Not all of us can afford to drink a cup of Starbucks coffee or in any other state-of-the-art coffee shops. Let me qualify this allegory in the story I am about to share.
While waiting for our clinical instructor to arrive in the OPD (Out-Patient Department) recently, we saw a kid, about 12 years old, who was with a lady and two children -- one girl who's about eight years old and a little hyper boy who's about three to four years old. What really caught our attention was the kid, the patient we will call Greg (not his real name).
We noticed seemingly bizarre reactions from the way people were staring at Greg, a mix gestures of horror and sympathy. The sight initially gave us jitters albeit we sympathized with the kid’s predicament.
Ninety percent of Greg’s body had been burned at the highest degree and he had a tube in his trachea. I can’t imagine seeing myself in Greg’s shoes. The story of the kid’s aunt, who narrated the circumstances that brought him in that state, almost broke our hearts.
The aunt wiped the mucous coming out from Greg’s tube while using a pai-pai (native hand fan) to shoo away flies. Greg used to live with his grandfather, father, and cousin. Two other children mentioned earlier were actually his younger siblings. Greg lived with them in a small shanty in Dao, Antique. His mother died of infection after giving birth to her last child. To add to his misery, Greg’s father was stabbed dead on June 28, 2012 in neighborhood violence.
It was on July 18, 2012 when the most horrible tragedy happened in his life. They were sleeping peacefully when a small flame from unknown origin dropped from the ceiling of their shanty. Within minutes, the fire spread, turned into conflagration and became uncontrollable. Greg was trapped and was almost devoured by the inferno. As I was listening to the story from her aunt, I shuddered at the thought he must have agonized worse than trying to survive drowning in the sea or like being consumed by cascading lava.
Greg was the only one who survived. His grandfather and cousin didn't make it and were swallowed by enormous fire. They were burned beyond recognition, it was learned. His two siblings were fortunate they were not around. Teary eyed, his aunt, who is sincerely helping him get through his current situation, mentioned how Greg would always insist in saying he did not want to live with others but only with her.

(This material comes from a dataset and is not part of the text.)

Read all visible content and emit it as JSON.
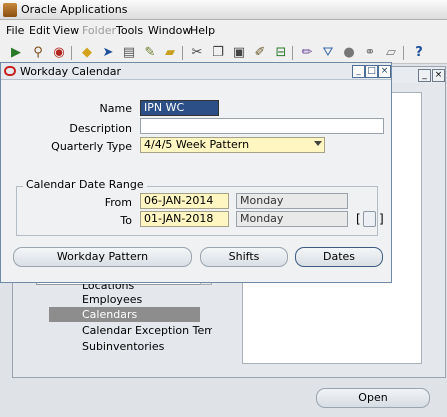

I will forever remember Greg and his sad story. He inspired me in many ways. God has plans and reasons why it all happened. I wish some of us will realize we are still fortunate. How shallow for some of us to cry or bellyache over silly things, which is not even a shred of pain Greg had experienced after losing his loved ones in horrific fashion. He was brave. Losing a mother at a tender age is very much painful. A 12-year-old kid still needs a mother to make him feel warm and cozy, someone who can give him unconditional love never found in others. Even adults always go back to find a “mother's touch” when in dire straits or when experiencing simple pains. Losing a father at a young age is also unimaginable. A family needs someone to stand as the wall of a home, a padre de pamilya to protect him from harm and teach him how to ride a bike.

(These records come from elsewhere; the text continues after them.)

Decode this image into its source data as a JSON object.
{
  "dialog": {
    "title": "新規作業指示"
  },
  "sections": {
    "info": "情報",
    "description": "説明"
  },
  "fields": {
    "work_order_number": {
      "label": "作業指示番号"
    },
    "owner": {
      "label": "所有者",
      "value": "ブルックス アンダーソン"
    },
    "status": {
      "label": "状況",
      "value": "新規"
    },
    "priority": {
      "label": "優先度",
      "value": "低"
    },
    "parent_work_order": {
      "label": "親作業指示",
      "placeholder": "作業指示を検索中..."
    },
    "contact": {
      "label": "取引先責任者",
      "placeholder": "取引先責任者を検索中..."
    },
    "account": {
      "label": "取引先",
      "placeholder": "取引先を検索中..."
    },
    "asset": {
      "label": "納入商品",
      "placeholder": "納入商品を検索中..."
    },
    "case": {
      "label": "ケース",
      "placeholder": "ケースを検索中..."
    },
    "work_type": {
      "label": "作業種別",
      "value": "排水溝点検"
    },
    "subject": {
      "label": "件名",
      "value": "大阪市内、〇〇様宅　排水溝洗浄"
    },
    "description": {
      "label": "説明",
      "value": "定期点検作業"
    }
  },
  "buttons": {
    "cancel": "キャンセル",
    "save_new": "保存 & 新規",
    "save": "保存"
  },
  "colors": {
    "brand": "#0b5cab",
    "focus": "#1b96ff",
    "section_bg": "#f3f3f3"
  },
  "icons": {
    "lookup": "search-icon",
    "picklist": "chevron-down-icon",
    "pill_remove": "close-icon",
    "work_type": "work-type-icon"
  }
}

We are luckier we can still read blogs and books; we can still own a pair of shoes; we still have parents to pay the bills, provide for our basic needs and protect our shells.

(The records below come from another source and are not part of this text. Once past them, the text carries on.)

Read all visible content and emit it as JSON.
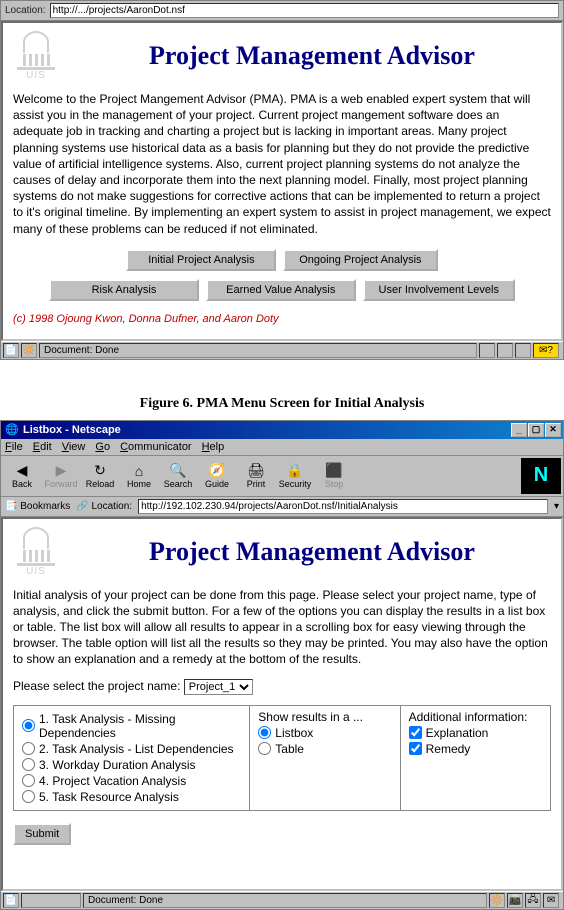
{
  "window1": {
    "location_label": "Location:",
    "location_value": "http://.../projects/AaronDot.nsf",
    "logo_text": "UIS",
    "title": "Project Management Advisor",
    "welcome": "Welcome to the Project Mangement Advisor (PMA). PMA is a web enabled expert system that will assist you in the management of your project. Current project mangement software does an adequate job in tracking and charting a project but is lacking in important areas. Many project planning systems use historical data as a basis for planning but they do not provide the predictive value of artificial intelligence systems. Also, current project planning systems do not analyze the causes of delay and incorporate them into the next planning model. Finally, most project planning systems do not make suggestions for corrective actions that can be implemented to return a project to it's original timeline. By implementing an expert system to assist in project management, we expect many of these problems can be reduced if not eliminated.",
    "buttons": {
      "initial": "Initial Project Analysis",
      "ongoing": "Ongoing Project Analysis",
      "risk": "Risk Analysis",
      "earned": "Earned Value Analysis",
      "user": "User Involvement Levels"
    },
    "copyright": "(c) 1998 Ojoung Kwon, Donna Dufner, and Aaron Doty",
    "status_text": "Document: Done"
  },
  "figure_caption": "Figure 6. PMA Menu Screen for Initial Analysis",
  "window2": {
    "titlebar": "Listbox - Netscape",
    "menus": [
      "File",
      "Edit",
      "View",
      "Go",
      "Communicator",
      "Help"
    ],
    "toolbar": {
      "back": "Back",
      "forward": "Forward",
      "reload": "Reload",
      "home": "Home",
      "search": "Search",
      "guide": "Guide",
      "print": "Print",
      "security": "Security",
      "stop": "Stop"
    },
    "bookmarks_label": "Bookmarks",
    "location_label": "Location:",
    "location_value": "http://192.102.230.94/projects/AaronDot.nsf/InitialAnalysis",
    "logo_text": "UIS",
    "title": "Project Management Advisor",
    "intro": "Initial analysis of your project can be done from this page. Please select your project name, type of analysis, and click the submit button. For a few of the options you can display the results in a list box or table. The list box will allow all results to appear in a scrolling box for easy viewing through the browser. The table option will list all the results so they may be printed. You may also have the option to show an explanation and a remedy at the bottom of the results.",
    "select_label": "Please select the project name:",
    "select_value": "Project_1",
    "analysis_options": [
      "1. Task Analysis - Missing Dependencies",
      "2. Task Analysis - List Dependencies",
      "3. Workday Duration Analysis",
      "4. Project Vacation Analysis",
      "5. Task Resource Analysis"
    ],
    "results_header": "Show results in a ...",
    "results_options": [
      "Listbox",
      "Table"
    ],
    "addl_header": "Additional information:",
    "addl_options": [
      "Explanation",
      "Remedy"
    ],
    "submit_label": "Submit",
    "status_text": "Document: Done"
  },
  "taskbar": {
    "start": "",
    "tray_time": ""
  }
}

We are still luckier we could stay in bed with proper mattress and pillows to protect our sides; we are luckier we could whine and wail to our parents whenever we wanted certain things or how parents rewarded us with material things that others could not own. We are luckier we could still study and finish our education even if others have dropped out and rebelled. Aren't we so luckier than Greg to be blessed with all the things we have today?
Others might scrutinize and criticize some of the thoughts and circumstances I've listed here; others might swallow their pride and feign ignorance while on the bright-side, characters with open mind will somehow appreciate this story in one way or the other. I wish I have shared my inspiration.